Below are records; report how many of their lines contain the word "πρωί", giving only the number.

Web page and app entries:
========

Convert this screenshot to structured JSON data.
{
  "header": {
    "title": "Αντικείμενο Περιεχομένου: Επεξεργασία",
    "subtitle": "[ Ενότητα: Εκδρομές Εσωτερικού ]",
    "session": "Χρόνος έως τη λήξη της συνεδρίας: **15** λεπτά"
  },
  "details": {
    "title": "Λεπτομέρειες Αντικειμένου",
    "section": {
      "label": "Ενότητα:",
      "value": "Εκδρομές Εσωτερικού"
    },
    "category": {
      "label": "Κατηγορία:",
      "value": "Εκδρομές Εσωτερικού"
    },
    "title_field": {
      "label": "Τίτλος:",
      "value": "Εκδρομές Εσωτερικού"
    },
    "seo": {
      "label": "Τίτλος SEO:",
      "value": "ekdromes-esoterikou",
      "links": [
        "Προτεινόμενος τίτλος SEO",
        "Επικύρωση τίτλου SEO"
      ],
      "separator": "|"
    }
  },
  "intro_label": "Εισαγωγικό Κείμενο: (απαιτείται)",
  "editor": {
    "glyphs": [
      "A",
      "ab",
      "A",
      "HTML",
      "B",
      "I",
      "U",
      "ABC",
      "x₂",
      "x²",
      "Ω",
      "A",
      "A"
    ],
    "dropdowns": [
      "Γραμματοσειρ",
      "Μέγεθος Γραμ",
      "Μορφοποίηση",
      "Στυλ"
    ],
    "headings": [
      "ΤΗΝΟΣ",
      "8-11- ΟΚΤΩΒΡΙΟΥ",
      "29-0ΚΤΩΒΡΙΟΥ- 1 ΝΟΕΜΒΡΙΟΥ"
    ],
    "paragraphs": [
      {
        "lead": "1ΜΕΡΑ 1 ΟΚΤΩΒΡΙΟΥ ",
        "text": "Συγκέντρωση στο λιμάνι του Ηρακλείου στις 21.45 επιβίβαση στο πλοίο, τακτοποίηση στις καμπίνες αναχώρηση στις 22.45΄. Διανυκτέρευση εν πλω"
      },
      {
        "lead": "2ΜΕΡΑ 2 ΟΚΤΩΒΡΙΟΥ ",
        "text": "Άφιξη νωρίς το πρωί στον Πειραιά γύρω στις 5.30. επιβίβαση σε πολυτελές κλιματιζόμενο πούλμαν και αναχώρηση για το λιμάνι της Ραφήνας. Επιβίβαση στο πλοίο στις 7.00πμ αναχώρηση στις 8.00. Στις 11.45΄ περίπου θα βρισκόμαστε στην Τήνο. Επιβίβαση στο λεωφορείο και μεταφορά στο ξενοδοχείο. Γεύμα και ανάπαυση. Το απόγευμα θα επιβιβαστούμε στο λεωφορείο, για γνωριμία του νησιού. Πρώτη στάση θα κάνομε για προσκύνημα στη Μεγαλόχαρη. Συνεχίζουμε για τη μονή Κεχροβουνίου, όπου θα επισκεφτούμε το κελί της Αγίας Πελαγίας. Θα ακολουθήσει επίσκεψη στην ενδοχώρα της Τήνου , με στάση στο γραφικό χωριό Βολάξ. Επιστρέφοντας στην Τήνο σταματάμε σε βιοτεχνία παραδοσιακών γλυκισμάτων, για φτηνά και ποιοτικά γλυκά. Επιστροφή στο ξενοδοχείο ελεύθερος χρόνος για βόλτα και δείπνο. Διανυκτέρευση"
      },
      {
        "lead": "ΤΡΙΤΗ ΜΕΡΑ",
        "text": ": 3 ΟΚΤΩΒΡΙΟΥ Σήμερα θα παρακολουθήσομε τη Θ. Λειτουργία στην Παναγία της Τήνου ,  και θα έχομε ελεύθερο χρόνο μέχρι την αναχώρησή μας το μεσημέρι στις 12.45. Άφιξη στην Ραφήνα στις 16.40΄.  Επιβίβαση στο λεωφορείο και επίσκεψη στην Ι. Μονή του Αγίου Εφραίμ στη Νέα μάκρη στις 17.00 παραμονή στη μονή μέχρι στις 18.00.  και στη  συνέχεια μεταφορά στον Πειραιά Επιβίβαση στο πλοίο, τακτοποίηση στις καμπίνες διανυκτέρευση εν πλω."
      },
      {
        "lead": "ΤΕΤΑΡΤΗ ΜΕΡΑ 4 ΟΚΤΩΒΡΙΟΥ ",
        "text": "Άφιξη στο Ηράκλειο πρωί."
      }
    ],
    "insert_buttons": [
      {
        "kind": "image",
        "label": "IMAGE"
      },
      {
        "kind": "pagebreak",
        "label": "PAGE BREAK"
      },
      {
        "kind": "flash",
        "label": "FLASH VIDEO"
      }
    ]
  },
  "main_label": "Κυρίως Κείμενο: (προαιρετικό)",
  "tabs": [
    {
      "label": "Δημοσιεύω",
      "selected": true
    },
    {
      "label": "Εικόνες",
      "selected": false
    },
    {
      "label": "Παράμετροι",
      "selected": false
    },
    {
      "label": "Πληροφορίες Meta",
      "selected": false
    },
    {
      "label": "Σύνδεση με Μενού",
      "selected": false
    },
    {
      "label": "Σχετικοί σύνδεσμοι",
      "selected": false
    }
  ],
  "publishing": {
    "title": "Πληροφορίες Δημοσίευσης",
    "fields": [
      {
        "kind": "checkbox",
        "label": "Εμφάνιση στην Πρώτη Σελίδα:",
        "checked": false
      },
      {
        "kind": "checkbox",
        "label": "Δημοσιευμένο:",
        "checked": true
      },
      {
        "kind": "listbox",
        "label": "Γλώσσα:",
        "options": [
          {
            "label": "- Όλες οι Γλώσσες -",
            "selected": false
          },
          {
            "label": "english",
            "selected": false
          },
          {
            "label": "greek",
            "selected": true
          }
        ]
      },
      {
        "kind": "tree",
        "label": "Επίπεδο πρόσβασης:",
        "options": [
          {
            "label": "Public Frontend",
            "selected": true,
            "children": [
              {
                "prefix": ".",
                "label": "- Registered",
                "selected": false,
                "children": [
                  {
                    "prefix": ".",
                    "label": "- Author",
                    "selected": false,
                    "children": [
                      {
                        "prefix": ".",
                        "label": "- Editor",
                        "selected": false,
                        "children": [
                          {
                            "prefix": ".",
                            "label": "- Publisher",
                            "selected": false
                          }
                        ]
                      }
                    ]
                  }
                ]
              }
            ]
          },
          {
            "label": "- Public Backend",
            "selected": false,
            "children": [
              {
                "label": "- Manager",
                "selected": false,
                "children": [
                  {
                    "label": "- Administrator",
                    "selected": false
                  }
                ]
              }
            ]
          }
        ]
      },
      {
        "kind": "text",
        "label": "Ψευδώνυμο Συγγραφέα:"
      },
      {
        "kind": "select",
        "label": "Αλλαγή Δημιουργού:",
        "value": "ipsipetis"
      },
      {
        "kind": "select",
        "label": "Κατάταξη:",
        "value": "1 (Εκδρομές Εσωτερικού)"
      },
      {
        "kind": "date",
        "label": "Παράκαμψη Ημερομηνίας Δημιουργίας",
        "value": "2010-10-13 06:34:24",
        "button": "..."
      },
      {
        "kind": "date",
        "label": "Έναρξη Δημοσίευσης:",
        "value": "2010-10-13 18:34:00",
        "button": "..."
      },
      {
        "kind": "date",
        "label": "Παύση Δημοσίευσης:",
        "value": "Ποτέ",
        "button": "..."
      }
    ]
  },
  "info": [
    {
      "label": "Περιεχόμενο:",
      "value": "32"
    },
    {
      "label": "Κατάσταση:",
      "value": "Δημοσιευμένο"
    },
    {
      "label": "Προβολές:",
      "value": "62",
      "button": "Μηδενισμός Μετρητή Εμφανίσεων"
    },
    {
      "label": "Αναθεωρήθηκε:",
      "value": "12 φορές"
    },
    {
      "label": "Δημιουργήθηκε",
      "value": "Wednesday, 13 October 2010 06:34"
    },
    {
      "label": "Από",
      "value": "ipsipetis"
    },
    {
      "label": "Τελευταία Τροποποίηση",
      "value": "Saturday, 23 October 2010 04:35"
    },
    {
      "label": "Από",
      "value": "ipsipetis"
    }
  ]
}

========

§ **OUTPUT BELOW**:
2